Sunday, September 28, 2008

slamming acceptable


Thanks to Paull for this one. I invite readers to list forms of door "closing" that might be included.

10 comments:

Trish said...

How about breaking the glass, and then piecing it back together with bits of scotch tape?

Hossrex said...

This isn't improper English at all!

"Close" was Jim Morrison's lesser known nickname, and the person who created this sign is clearly beseeching us to give thanks to him.

Pretty "obvious"!

m_write_blog said...

I'm pretty sure it means "leave the door open, we're air-conditioning the neighborhood!"

I would also like to point out that this sign contains not only "unnecessary" quotation, marks but also, "an" unnecessary, comma.

laws-of-fizzix said...

Iunno. "Close, the door please" might make sense if you're talking to a guy named close. The left sign is more acceptable if you read it this way. The right sign is just ridiculous.

Scratch that. They're both ridiculous.

Lee said...

I posit that "Close" is the name of the door. The "please" and "thanks" are for acknowledging the fact that the door has a name.

Kate said...

No only unnecessary quotation marks and an unnecessary comma, but an oddly possessive "thank's"

Dale said...

Apparently, they want you to leave the door in a not-quite-shut position, giving only the illusion of being closed. Also, who knew Door was a proper noun? Note that "Please!" is a sentence unto itself, so they must be using it as an intransitive verb instead of giving it its expected usage as an adverb.
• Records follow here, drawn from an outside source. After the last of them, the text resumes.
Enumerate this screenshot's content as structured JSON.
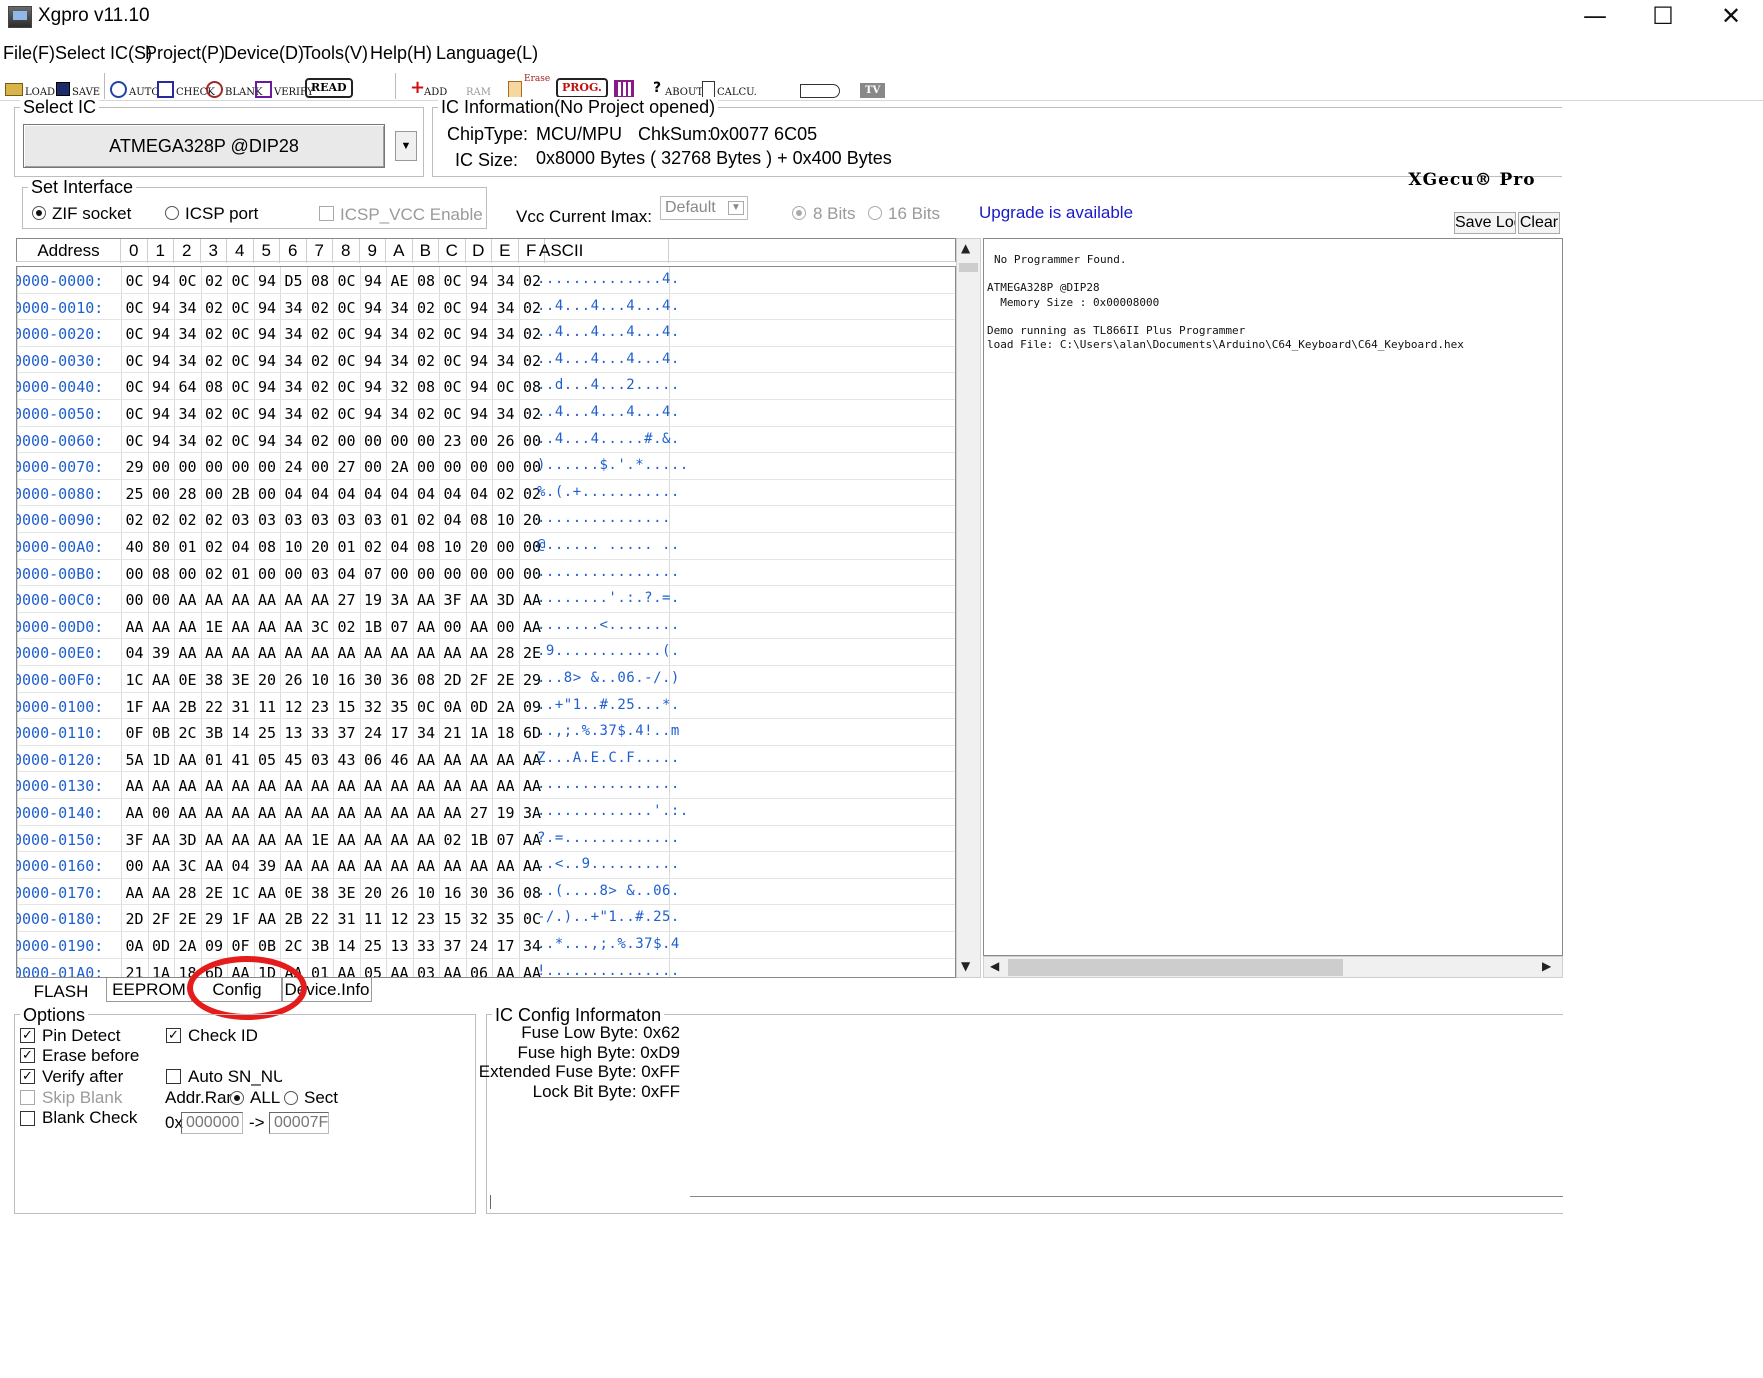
{
  "window": {
    "title": "Xgpro v11.10",
    "min": "—",
    "max": "☐",
    "close": "✕"
  },
  "menu": [
    "File(F)",
    "Select IC(S)",
    "Project(P)",
    "Device(D)",
    "Tools(V)",
    "Help(H)",
    "Language(L)"
  ],
  "toolbar": {
    "load": "LOAD",
    "save": "SAVE",
    "auto": "AUTO",
    "check": "CHECK",
    "blank": "BLANK",
    "verify": "VERIFY",
    "read": "READ",
    "add": "ADD",
    "ram": "RAM",
    "erase": "Erase",
    "prog": "PROG.",
    "about": "ABOUT",
    "calcu": "CALCU.",
    "tv": "TV"
  },
  "select_ic": {
    "title": "Select IC",
    "device": "ATMEGA328P @DIP28",
    "arrow": "▼"
  },
  "ic_info": {
    "title": "IC Information(No Project opened)",
    "chiptype_label": "ChipType:",
    "chiptype": "MCU/MPU",
    "chksum_label": "ChkSum:",
    "chksum": "0x0077 6C05",
    "size_label": "IC Size:",
    "size": "0x8000 Bytes ( 32768 Bytes ) + 0x400 Bytes"
  },
  "brand": "XGecu® Pro",
  "interface": {
    "title": "Set Interface",
    "zif": "ZIF socket",
    "icsp": "ICSP port",
    "icsp_vcc": "ICSP_VCC Enable",
    "vcc_label": "Vcc Current Imax:",
    "vcc_value": "Default",
    "bits8": "8 Bits",
    "bits16": "16 Bits"
  },
  "upgrade": "Upgrade is available",
  "log_buttons": {
    "save": "Save Log",
    "clear": "Clear"
  },
  "hex": {
    "headers": [
      "Address",
      "0",
      "1",
      "2",
      "3",
      "4",
      "5",
      "6",
      "7",
      "8",
      "9",
      "A",
      "B",
      "C",
      "D",
      "E",
      "F",
      "ASCII"
    ],
    "rows": [
      {
        "addr": "0000-0000:",
        "bytes": [
          "0C",
          "94",
          "0C",
          "02",
          "0C",
          "94",
          "D5",
          "08",
          "0C",
          "94",
          "AE",
          "08",
          "0C",
          "94",
          "34",
          "02"
        ],
        "ascii": "..............4."
      },
      {
        "addr": "0000-0010:",
        "bytes": [
          "0C",
          "94",
          "34",
          "02",
          "0C",
          "94",
          "34",
          "02",
          "0C",
          "94",
          "34",
          "02",
          "0C",
          "94",
          "34",
          "02"
        ],
        "ascii": "..4...4...4...4."
      },
      {
        "addr": "0000-0020:",
        "bytes": [
          "0C",
          "94",
          "34",
          "02",
          "0C",
          "94",
          "34",
          "02",
          "0C",
          "94",
          "34",
          "02",
          "0C",
          "94",
          "34",
          "02"
        ],
        "ascii": "..4...4...4...4."
      },
      {
        "addr": "0000-0030:",
        "bytes": [
          "0C",
          "94",
          "34",
          "02",
          "0C",
          "94",
          "34",
          "02",
          "0C",
          "94",
          "34",
          "02",
          "0C",
          "94",
          "34",
          "02"
        ],
        "ascii": "..4...4...4...4."
      },
      {
        "addr": "0000-0040:",
        "bytes": [
          "0C",
          "94",
          "64",
          "08",
          "0C",
          "94",
          "34",
          "02",
          "0C",
          "94",
          "32",
          "08",
          "0C",
          "94",
          "0C",
          "08"
        ],
        "ascii": "..d...4...2....."
      },
      {
        "addr": "0000-0050:",
        "bytes": [
          "0C",
          "94",
          "34",
          "02",
          "0C",
          "94",
          "34",
          "02",
          "0C",
          "94",
          "34",
          "02",
          "0C",
          "94",
          "34",
          "02"
        ],
        "ascii": "..4...4...4...4."
      },
      {
        "addr": "0000-0060:",
        "bytes": [
          "0C",
          "94",
          "34",
          "02",
          "0C",
          "94",
          "34",
          "02",
          "00",
          "00",
          "00",
          "00",
          "23",
          "00",
          "26",
          "00"
        ],
        "ascii": "..4...4.....#.&."
      },
      {
        "addr": "0000-0070:",
        "bytes": [
          "29",
          "00",
          "00",
          "00",
          "00",
          "00",
          "24",
          "00",
          "27",
          "00",
          "2A",
          "00",
          "00",
          "00",
          "00",
          "00"
        ],
        "ascii": ")......$.'.*....."
      },
      {
        "addr": "0000-0080:",
        "bytes": [
          "25",
          "00",
          "28",
          "00",
          "2B",
          "00",
          "04",
          "04",
          "04",
          "04",
          "04",
          "04",
          "04",
          "04",
          "02",
          "02"
        ],
        "ascii": "%.(.+..........."
      },
      {
        "addr": "0000-0090:",
        "bytes": [
          "02",
          "02",
          "02",
          "02",
          "03",
          "03",
          "03",
          "03",
          "03",
          "03",
          "01",
          "02",
          "04",
          "08",
          "10",
          "20"
        ],
        "ascii": "............... "
      },
      {
        "addr": "0000-00A0:",
        "bytes": [
          "40",
          "80",
          "01",
          "02",
          "04",
          "08",
          "10",
          "20",
          "01",
          "02",
          "04",
          "08",
          "10",
          "20",
          "00",
          "00"
        ],
        "ascii": "@...... ..... .."
      },
      {
        "addr": "0000-00B0:",
        "bytes": [
          "00",
          "08",
          "00",
          "02",
          "01",
          "00",
          "00",
          "03",
          "04",
          "07",
          "00",
          "00",
          "00",
          "00",
          "00",
          "00"
        ],
        "ascii": "................"
      },
      {
        "addr": "0000-00C0:",
        "bytes": [
          "00",
          "00",
          "AA",
          "AA",
          "AA",
          "AA",
          "AA",
          "AA",
          "27",
          "19",
          "3A",
          "AA",
          "3F",
          "AA",
          "3D",
          "AA"
        ],
        "ascii": "........'.:.?.=."
      },
      {
        "addr": "0000-00D0:",
        "bytes": [
          "AA",
          "AA",
          "AA",
          "1E",
          "AA",
          "AA",
          "AA",
          "3C",
          "02",
          "1B",
          "07",
          "AA",
          "00",
          "AA",
          "00",
          "AA"
        ],
        "ascii": ".......<........"
      },
      {
        "addr": "0000-00E0:",
        "bytes": [
          "04",
          "39",
          "AA",
          "AA",
          "AA",
          "AA",
          "AA",
          "AA",
          "AA",
          "AA",
          "AA",
          "AA",
          "AA",
          "AA",
          "28",
          "2E"
        ],
        "ascii": ".9............(."
      },
      {
        "addr": "0000-00F0:",
        "bytes": [
          "1C",
          "AA",
          "0E",
          "38",
          "3E",
          "20",
          "26",
          "10",
          "16",
          "30",
          "36",
          "08",
          "2D",
          "2F",
          "2E",
          "29"
        ],
        "ascii": "...8> &..06.-/.)"
      },
      {
        "addr": "0000-0100:",
        "bytes": [
          "1F",
          "AA",
          "2B",
          "22",
          "31",
          "11",
          "12",
          "23",
          "15",
          "32",
          "35",
          "0C",
          "0A",
          "0D",
          "2A",
          "09"
        ],
        "ascii": "..+\"1..#.25...*."
      },
      {
        "addr": "0000-0110:",
        "bytes": [
          "0F",
          "0B",
          "2C",
          "3B",
          "14",
          "25",
          "13",
          "33",
          "37",
          "24",
          "17",
          "34",
          "21",
          "1A",
          "18",
          "6D"
        ],
        "ascii": "..,;.%.37$.4!..m"
      },
      {
        "addr": "0000-0120:",
        "bytes": [
          "5A",
          "1D",
          "AA",
          "01",
          "41",
          "05",
          "45",
          "03",
          "43",
          "06",
          "46",
          "AA",
          "AA",
          "AA",
          "AA",
          "AA"
        ],
        "ascii": "Z...A.E.C.F....."
      },
      {
        "addr": "0000-0130:",
        "bytes": [
          "AA",
          "AA",
          "AA",
          "AA",
          "AA",
          "AA",
          "AA",
          "AA",
          "AA",
          "AA",
          "AA",
          "AA",
          "AA",
          "AA",
          "AA",
          "AA"
        ],
        "ascii": "................"
      },
      {
        "addr": "0000-0140:",
        "bytes": [
          "AA",
          "00",
          "AA",
          "AA",
          "AA",
          "AA",
          "AA",
          "AA",
          "AA",
          "AA",
          "AA",
          "AA",
          "AA",
          "27",
          "19",
          "3A"
        ],
        "ascii": ".............'.:."
      },
      {
        "addr": "0000-0150:",
        "bytes": [
          "3F",
          "AA",
          "3D",
          "AA",
          "AA",
          "AA",
          "AA",
          "1E",
          "AA",
          "AA",
          "AA",
          "AA",
          "02",
          "1B",
          "07",
          "AA"
        ],
        "ascii": "?.=............."
      },
      {
        "addr": "0000-0160:",
        "bytes": [
          "00",
          "AA",
          "3C",
          "AA",
          "04",
          "39",
          "AA",
          "AA",
          "AA",
          "AA",
          "AA",
          "AA",
          "AA",
          "AA",
          "AA",
          "AA"
        ],
        "ascii": "..<..9.........."
      },
      {
        "addr": "0000-0170:",
        "bytes": [
          "AA",
          "AA",
          "28",
          "2E",
          "1C",
          "AA",
          "0E",
          "38",
          "3E",
          "20",
          "26",
          "10",
          "16",
          "30",
          "36",
          "08"
        ],
        "ascii": "..(....8> &..06."
      },
      {
        "addr": "0000-0180:",
        "bytes": [
          "2D",
          "2F",
          "2E",
          "29",
          "1F",
          "AA",
          "2B",
          "22",
          "31",
          "11",
          "12",
          "23",
          "15",
          "32",
          "35",
          "0C"
        ],
        "ascii": "-/.)..+\"1..#.25."
      },
      {
        "addr": "0000-0190:",
        "bytes": [
          "0A",
          "0D",
          "2A",
          "09",
          "0F",
          "0B",
          "2C",
          "3B",
          "14",
          "25",
          "13",
          "33",
          "37",
          "24",
          "17",
          "34"
        ],
        "ascii": "..*...,;.%.37$.4"
      },
      {
        "addr": "0000-01A0:",
        "bytes": [
          "21",
          "1A",
          "18",
          "6D",
          "AA",
          "1D",
          "AA",
          "01",
          "AA",
          "05",
          "AA",
          "03",
          "AA",
          "06",
          "AA",
          "AA"
        ],
        "ascii": "!..............."
      }
    ]
  },
  "log": [
    "No Programmer Found.",
    "",
    "ATMEGA328P @DIP28",
    "  Memory Size : 0x00008000",
    "",
    "Demo running as TL866II Plus Programmer",
    "load File: C:\\Users\\alan\\Documents\\Arduino\\C64_Keyboard\\C64_Keyboard.hex"
  ],
  "tabs": [
    "FLASH",
    "EEPROM",
    "Config",
    "Device.Info"
  ],
  "options": {
    "title": "Options",
    "pin_detect": "Pin Detect",
    "check_id": "Check ID",
    "erase_before": "Erase before",
    "verify_after": "Verify after",
    "auto_sn": "Auto SN_NUM",
    "skip_blank": "Skip Blank",
    "addr_range": "Addr.Ran",
    "all": "ALL",
    "sect": "Sect",
    "blank_check": "Blank Check",
    "hex_prefix": "0x",
    "start": "000000",
    "arrow": "->",
    "end": "00007F",
    "checkmark": "✓"
  },
  "config_info": {
    "title": "IC Config Informaton",
    "fuse_low": "Fuse Low Byte: 0x62",
    "fuse_high": "Fuse high Byte: 0xD9",
    "ext_fuse": "Extended Fuse Byte: 0xFF",
    "lock": "Lock Bit Byte: 0xFF"
  }
}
Apparently, "closing" the door is less important than pleasing someone as you leave.

sitboaf said...

uhhh... when it's a jar?

laws-of-fizzix said...

@ Sitboaf:

YOU WIN.

Scott Smith said...

At least there is nothing wrong with "the."